Understanding the Power of Grit
Discover the not-so-hidden key to success, pass it on to your students, and create a highly productive classroom.
By Matthew Spinogatti
There are so many factors that contribute to success. Unfortunately, there may be even more factors that contribute to failure. In today's society, we do our best to minimize the effects of failure on our youth. This is encouraged by some who feel that boosting confidence is more important than actual accomplishment (every kid gets a trophy). This same mentality is discouraged by others who believe that failure is an inevitable aspect of life and it is best for youngsters to learn how to deal with it.
As teachers, we would like nothing more than to see every one of our pupils succeed; we want to see an "A" on every test, we want every single one of our learners to understand the lesson, and we want every kid to feel comfortable and confident while completing their homework. However, as teachers, we also know that this is unrealistic.
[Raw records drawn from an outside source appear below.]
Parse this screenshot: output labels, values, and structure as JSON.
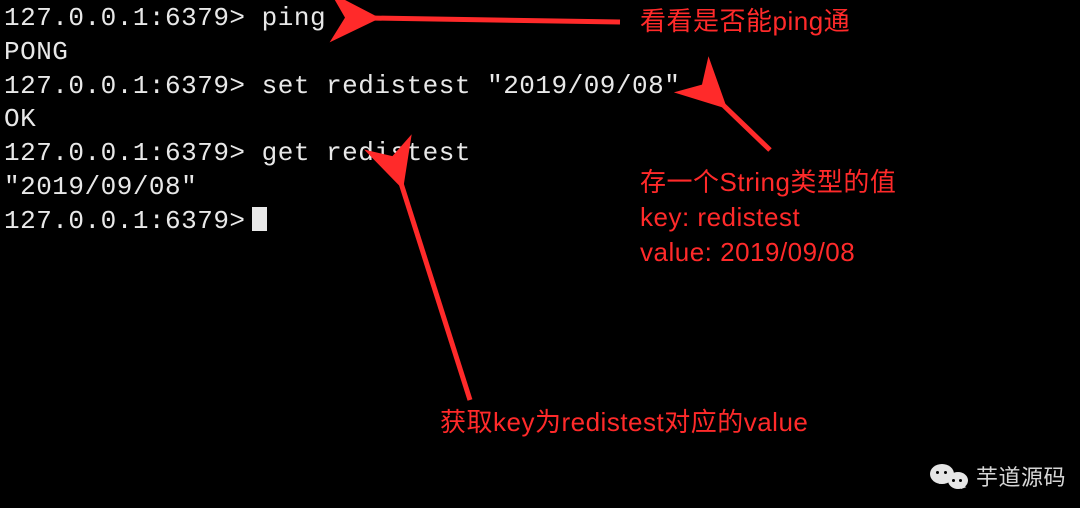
{
  "terminal": {
    "prompt": "127.0.0.1:6379>",
    "lines": [
      {
        "prompt": "127.0.0.1:6379>",
        "cmd": "ping"
      },
      {
        "out": "PONG"
      },
      {
        "prompt": "127.0.0.1:6379>",
        "cmd": "set redistest \"2019/09/08\""
      },
      {
        "out": "OK"
      },
      {
        "prompt": "127.0.0.1:6379>",
        "cmd": "get redistest"
      },
      {
        "out": "\"2019/09/08\""
      },
      {
        "prompt": "127.0.0.1:6379>",
        "cursor": true
      }
    ]
  },
  "annotations": {
    "ping_check": "看看是否能ping通",
    "store_string": "存一个String类型的值\nkey: redistest\nvalue: 2019/09/08",
    "get_value": "获取key为redistest对应的value"
  },
  "watermark": {
    "icon": "wechat-icon",
    "brand": "芋道源码"
  },
  "colors": {
    "annotation": "#ff2a2a",
    "terminal_fg": "#e8e8e8",
    "bg": "#000000"
  }
}
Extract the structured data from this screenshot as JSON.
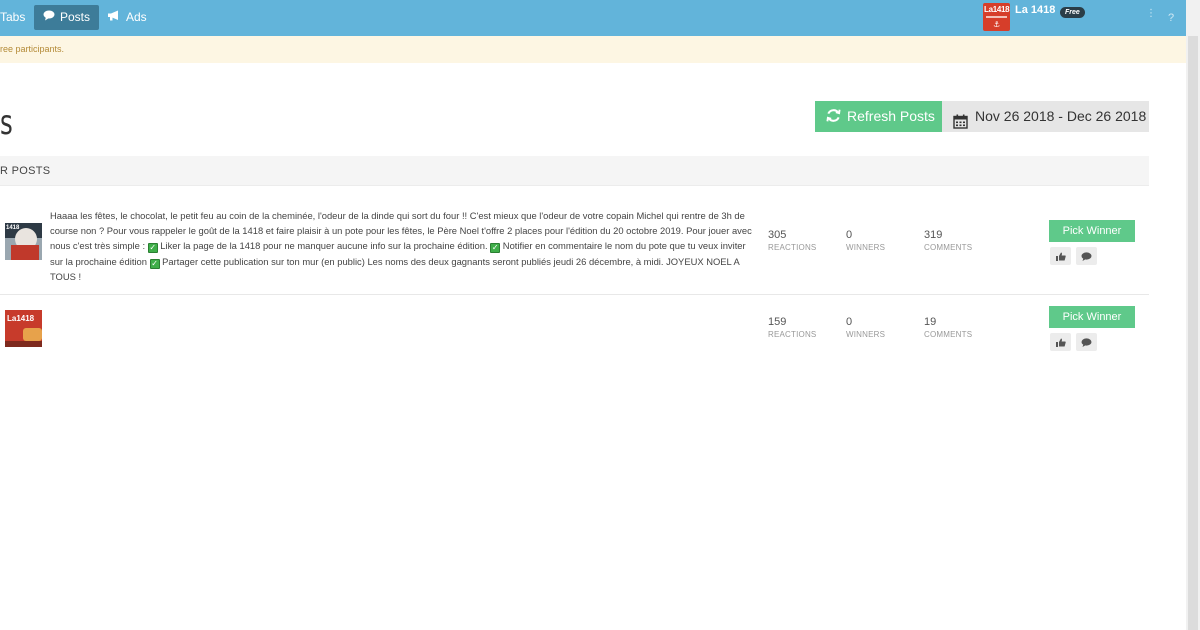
{
  "nav": {
    "tabs_label": "Tabs",
    "posts_label": "Posts",
    "ads_label": "Ads",
    "page_name": "La 1418",
    "page_logo_text": "La1418",
    "plan_badge": "Free"
  },
  "notice": {
    "text": "ree participants."
  },
  "header": {
    "title": "s",
    "refresh_label": "Refresh Posts",
    "date_range": "Nov 26 2018 - Dec 26 2018"
  },
  "section": {
    "title": "R POSTS"
  },
  "posts": [
    {
      "thumb_text": "1418",
      "text_parts": [
        "Haaaa les fêtes, le chocolat, le petit feu au coin de la cheminée, l'odeur de la dinde qui sort du four !! C'est mieux que l'odeur de votre copain Michel qui rentre de 3h de course non ? Pour vous rappeler le goût de la 1418 et faire plaisir à un pote pour les fêtes, le Père Noel t'offre 2 places pour l'édition du 20 octobre 2019. Pour jouer avec nous c'est très simple : ",
        " Liker la page de la 1418 pour ne manquer aucune info sur la prochaine édition. ",
        " Notifier en commentaire le nom du pote que tu veux inviter sur la prochaine édition ",
        " Partager cette publication sur ton mur (en public) Les noms des deux gagnants seront publiés jeudi 26 décembre, à midi. JOYEUX NOEL A TOUS !"
      ],
      "reactions": "305",
      "reactions_label": "REACTIONS",
      "winners": "0",
      "winners_label": "WINNERS",
      "comments": "319",
      "comments_label": "COMMENTS",
      "pick_label": "Pick Winner"
    },
    {
      "thumb_text": "La1418",
      "reactions": "159",
      "reactions_label": "REACTIONS",
      "winners": "0",
      "winners_label": "WINNERS",
      "comments": "19",
      "comments_label": "COMMENTS",
      "pick_label": "Pick Winner"
    }
  ],
  "icons": {
    "checkmark": "✓",
    "dots": "⋮",
    "help": "?"
  },
  "colors": {
    "topbar": "#62b4da",
    "active_tab": "#3d7c99",
    "accent_green": "#5fc98a",
    "notice_bg": "#fdf6e3"
  }
}
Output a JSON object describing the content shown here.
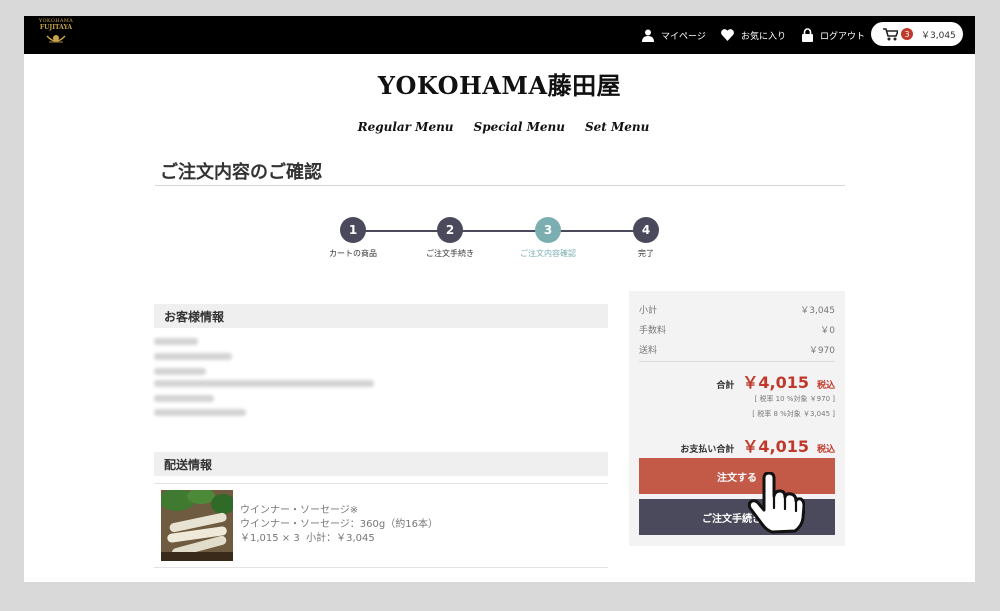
{
  "header": {
    "logo_line1": "YOKOHAMA",
    "logo_line2": "FUJITAYA",
    "logo_icon": "crest-icon",
    "mypage_label": "マイページ",
    "favorites_label": "お気に入り",
    "logout_label": "ログアウト",
    "cart_count": "3",
    "cart_total": "￥3,045",
    "icons": [
      "user-icon",
      "heart-icon",
      "lock-icon",
      "cart-icon"
    ]
  },
  "brand_title": "YOKOHAMA藤田屋",
  "menus": [
    "Regular Menu",
    "Special Menu",
    "Set Menu"
  ],
  "page_title": "ご注文内容のご確認",
  "steps": [
    {
      "num": "1",
      "label": "カートの商品"
    },
    {
      "num": "2",
      "label": "ご注文手続き"
    },
    {
      "num": "3",
      "label": "ご注文内容確認"
    },
    {
      "num": "4",
      "label": "完了"
    }
  ],
  "active_step": 3,
  "customer": {
    "heading": "お客様情報"
  },
  "shipping": {
    "heading": "配送情報",
    "item": {
      "name": "ウインナー・ソーセージ※",
      "variant": "ウインナー・ソーセージ：360g（約16本）",
      "price_qty": "￥1,015 × 3",
      "subtotal": "小計：￥3,045"
    }
  },
  "summary": {
    "subtotal_label": "小計",
    "subtotal_value": "￥3,045",
    "fee_label": "手数料",
    "fee_value": "￥0",
    "postage_label": "送料",
    "postage_value": "￥970",
    "total_label": "合計",
    "total_value": "￥4,015",
    "tax_incl": "税込",
    "tax10_note": "[ 税率 10 %対象 ￥970 ]",
    "tax8_note": "[ 税率 8 %対象 ￥3,045 ]",
    "payment_label": "お支払い合計",
    "payment_value": "￥4,015",
    "payment_tax": "税込",
    "order_button": "注文する",
    "back_button": "ご注文手続きへ"
  },
  "colors": {
    "accent_red": "#c0392b",
    "order_button": "#c35a48",
    "dark_slate": "#4a4a5c",
    "active_step": "#7aaeb0",
    "gold": "#c9a54a"
  }
}
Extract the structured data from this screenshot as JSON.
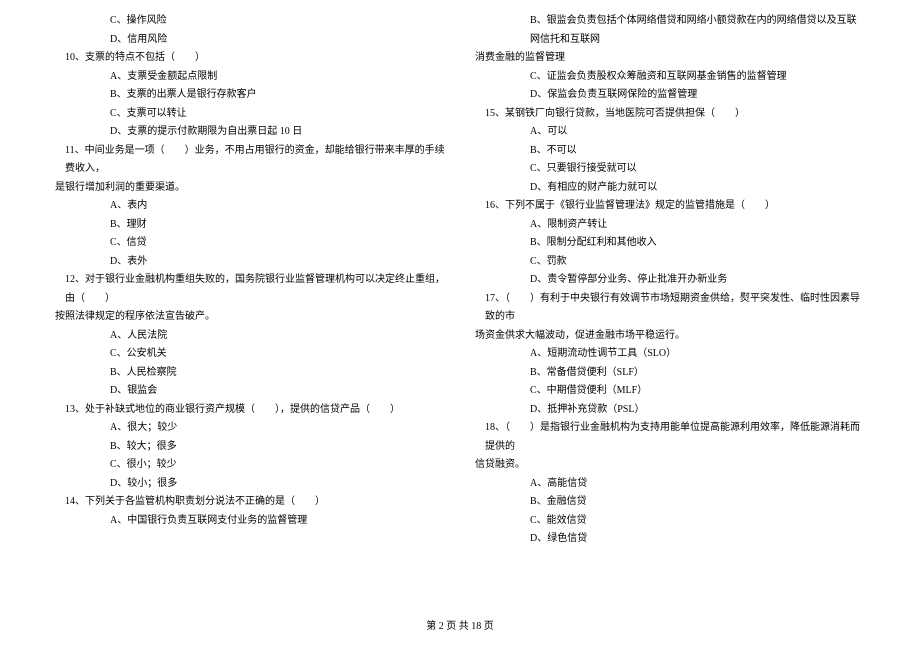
{
  "col1": {
    "q9_optC": "C、操作风险",
    "q9_optD": "D、信用风险",
    "q10": "10、支票的特点不包括（　　）",
    "q10_A": "A、支票受金额起点限制",
    "q10_B": "B、支票的出票人是银行存款客户",
    "q10_C": "C、支票可以转让",
    "q10_D": "D、支票的提示付款期限为自出票日起 10 日",
    "q11_l1": "11、中间业务是一项（　　）业务，不用占用银行的资金，却能给银行带来丰厚的手续费收入，",
    "q11_l2": "是银行增加利润的重要渠道。",
    "q11_A": "A、表内",
    "q11_B": "B、理财",
    "q11_C": "C、信贷",
    "q11_D": "D、表外",
    "q12_l1": "12、对于银行业金融机构重组失败的，国务院银行业监督管理机构可以决定终止重组，由（　　）",
    "q12_l2": "按照法律规定的程序依法宣告破产。",
    "q12_A": "A、人民法院",
    "q12_B": "C、公安机关",
    "q12_C": "B、人民检察院",
    "q12_D": "D、银监会",
    "q13": "13、处于补缺式地位的商业银行资产规模（　　），提供的信贷产品（　　）",
    "q13_A": "A、很大；较少",
    "q13_B": "B、较大；很多",
    "q13_C": "C、很小；较少",
    "q13_D": "D、较小；很多",
    "q14": "14、下列关于各监管机构职责划分说法不正确的是（　　）",
    "q14_A": "A、中国银行负责互联网支付业务的监督管理"
  },
  "col2": {
    "q14_B_l1": "B、银监会负责包括个体网络借贷和网络小额贷款在内的网络借贷以及互联网信托和互联网",
    "q14_B_l2": "消费金融的监督管理",
    "q14_C": "C、证监会负责股权众筹融资和互联网基金销售的监督管理",
    "q14_D": "D、保监会负责互联网保险的监督管理",
    "q15": "15、某钢铁厂向银行贷款，当地医院可否提供担保（　　）",
    "q15_A": "A、可以",
    "q15_B": "B、不可以",
    "q15_C": "C、只要银行接受就可以",
    "q15_D": "D、有相应的财产能力就可以",
    "q16": "16、下列不属于《银行业监督管理法》规定的监管措施是（　　）",
    "q16_A": "A、限制资产转让",
    "q16_B": "B、限制分配红利和其他收入",
    "q16_C": "C、罚款",
    "q16_D": "D、责令暂停部分业务、停止批准开办新业务",
    "q17_l1": "17、（　　）有利于中央银行有效调节市场短期资金供给，熨平突发性、临时性因素导致的市",
    "q17_l2": "场资金供求大幅波动，促进金融市场平稳运行。",
    "q17_A": "A、短期流动性调节工具（SLO）",
    "q17_B": "B、常备借贷便利（SLF）",
    "q17_C": "C、中期借贷便利（MLF）",
    "q17_D": "D、抵押补充贷款（PSL）",
    "q18_l1": "18、（　　）是指银行业金融机构为支持用能单位提高能源利用效率，降低能源消耗而提供的",
    "q18_l2": "信贷融资。",
    "q18_A": "A、高能信贷",
    "q18_B": "B、金融信贷",
    "q18_C": "C、能效信贷",
    "q18_D": "D、绿色信贷"
  },
  "footer": "第 2 页 共 18 页"
}
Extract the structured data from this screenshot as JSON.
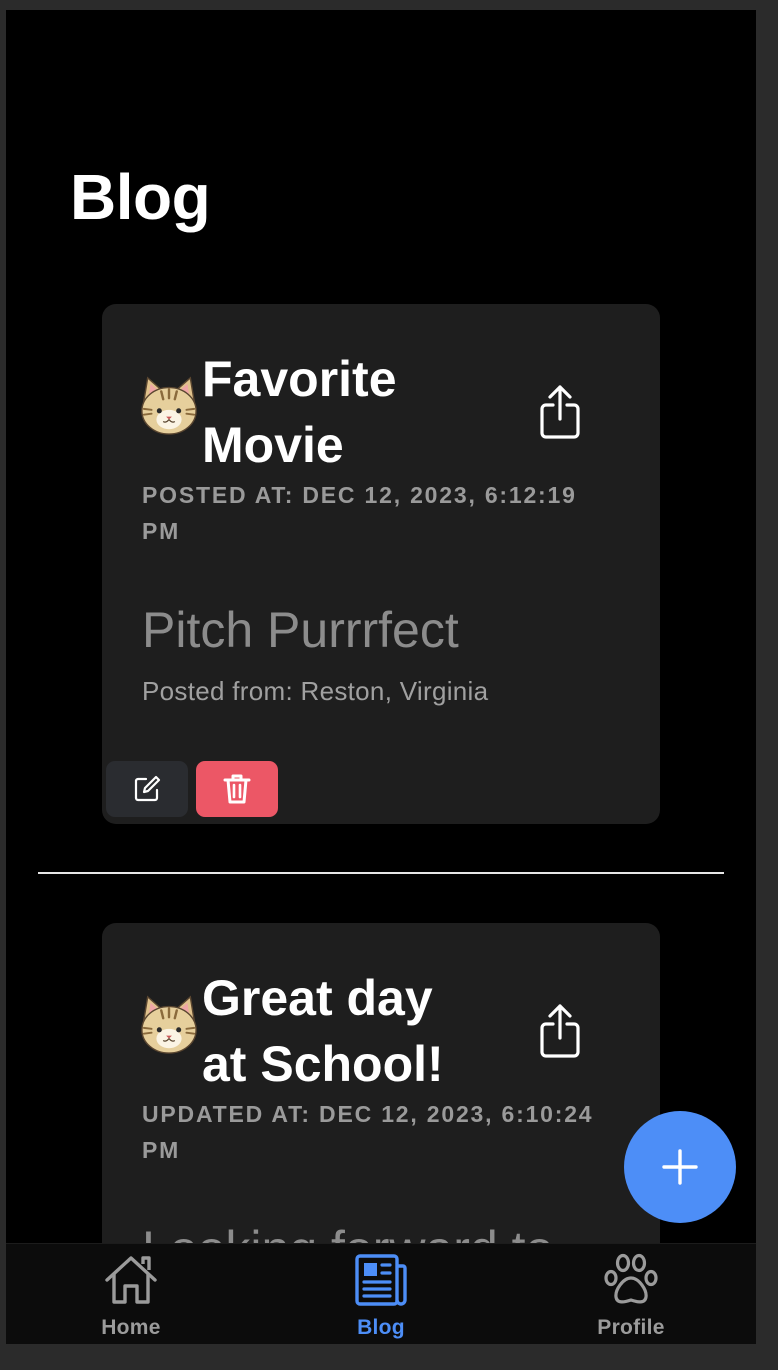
{
  "header": {
    "title": "Blog"
  },
  "posts": [
    {
      "title_line1": "Favorite",
      "title_line2": "Movie",
      "timestamp_line1": "POSTED AT: DEC 12, 2023, 6:12:19",
      "timestamp_line2": "PM",
      "body": "Pitch Purrrfect",
      "location": "Posted from: Reston, Virginia",
      "avatar_icon": "cat-face-icon",
      "share_icon": "share-icon",
      "edit_icon": "edit-icon",
      "delete_icon": "trash-icon"
    },
    {
      "title_line1": "Great day",
      "title_line2": "at School!",
      "timestamp_line1": "UPDATED AT: DEC 12, 2023, 6:10:24",
      "timestamp_line2": "PM",
      "body": "Looking forward to",
      "avatar_icon": "cat-face-icon",
      "share_icon": "share-icon"
    }
  ],
  "fab": {
    "icon": "plus-icon"
  },
  "tabbar": {
    "tabs": [
      {
        "label": "Home",
        "icon": "home-icon",
        "active": false
      },
      {
        "label": "Blog",
        "icon": "newspaper-icon",
        "active": true
      },
      {
        "label": "Profile",
        "icon": "paw-icon",
        "active": false
      }
    ]
  },
  "colors": {
    "accent": "#4d8ef7",
    "delete": "#ec5766",
    "card_bg": "#1e1e1e",
    "background": "#000000"
  }
}
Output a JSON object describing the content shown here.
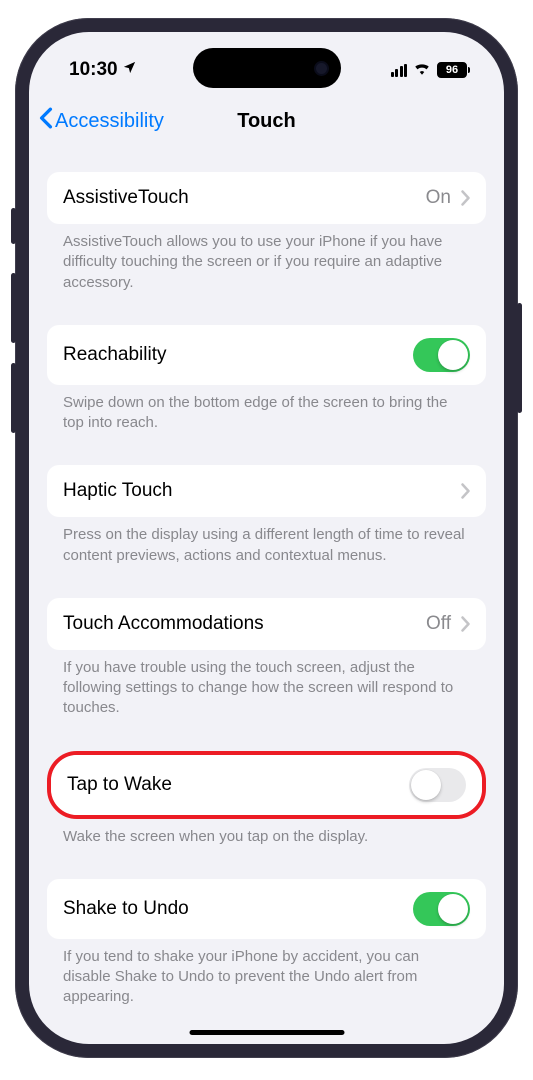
{
  "statusbar": {
    "time": "10:30",
    "battery": "96"
  },
  "nav": {
    "back_label": "Accessibility",
    "title": "Touch"
  },
  "rows": {
    "assistive": {
      "label": "AssistiveTouch",
      "value": "On",
      "footer": "AssistiveTouch allows you to use your iPhone if you have difficulty touching the screen or if you require an adaptive accessory."
    },
    "reachability": {
      "label": "Reachability",
      "footer": "Swipe down on the bottom edge of the screen to bring the top into reach."
    },
    "haptic": {
      "label": "Haptic Touch",
      "footer": "Press on the display using a different length of time to reveal content previews, actions and contextual menus."
    },
    "accommodations": {
      "label": "Touch Accommodations",
      "value": "Off",
      "footer": "If you have trouble using the touch screen, adjust the following settings to change how the screen will respond to touches."
    },
    "tapwake": {
      "label": "Tap to Wake",
      "footer": "Wake the screen when you tap on the display."
    },
    "shake": {
      "label": "Shake to Undo",
      "footer": "If you tend to shake your iPhone by accident, you can disable Shake to Undo to prevent the Undo alert from appearing."
    }
  }
}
In an educational system that rewards students for following rules and directions and penalizes those who do not fit into the pre-designed box, it is important to understand, truly understand, the answer to the question, "What leads to success or failure?"
What the Research Says About "Grit"
According to the latest research, "grit" is more of an indicator of success than either IQ or socio-economic background. Until recently, this word would have only been used to describe John Wayne starring in a classic western film. Fast forward to today, and "grit" is a term being utilized in the education setting. The term was recently popularized in the field of education by author Paul Tough in his book, How Children Succeed: Grit, Curiosity, and the Hidden Power of Character.
Our educational system is great at testing IQ, but we now know that IQ is not a lead indicator of student success. To summarize the work of Paul Tough, let us review some of the major indicators of future success in an attempt to better understand the definition of "grit" and where we can see it in the classroom.
Character Traits that Predict Success
• Finished whatever they began
• Stuck with a project or activity
• Tried very hard even after experiencing some form of failure
• Stayed committed to goals set at beginning of exercise, assignment, or project
• Kept working hard even when they felt like quitting
• Believed that effort would improve their future
• When bad things happened, they thought about things they could do to make them better next time
• Stayed motivated, even when things did not go well or as expected
• Believed that they could improve on things they were not good at
Self-Control (school work)
• Came to class prepared
• Remembered and followed directions
• Got to work right away instead of waiting until the last minute
• Paid attention and resisted distractions
• Remained calm even when criticized or provoked
• Allowed others to speak without interrupting
• Was polite to adults and peers
• Kept temper in check
• Recognized what other people did for them
• Showed appreciation for opportunities
• Expressed appreciation by saying thank you
• Did something nice for someone else as a way of saying thank you
• Was independently able to find solutions during conflicts with others
• Showed that they cared about the feelings of others
• Adapted to different social situations
• Was eager to explore new things
• Asked questions to better understand new concepts
• Took an active interest in learning
• Actively participated
• Showed enthusiasm
• Approached new situations with excitement and energy
Indicators of Success… Not Surprising
Most will look at this list of character attributes and not be surprised. Clearly if someone possesses these abilities, then they will most likely be successful in whatever endeavor they may pursue. Here is my question: How are we encouraging and fostering these characteristics in the classroom? If these elements of "grit" are so integral to the success and development of our current generation of pupils, how can we inspire and promote these attributes in the classroom?
When I look at this list, I see a real expansion of the teaching profession: teaching students how to cooperate, work together, and deal with a wide variety of situations. An integral component of this list is being able to accept and work through failure, something we currently do our best to avoid. However, if people never get the freedom to experience failure, then they will never know the privilege and power of overcoming it.
What are some things that you do in your classroom to promote overcoming obstacles or dealing with failure? Share your ideas and practices with the Lesson Planet Community.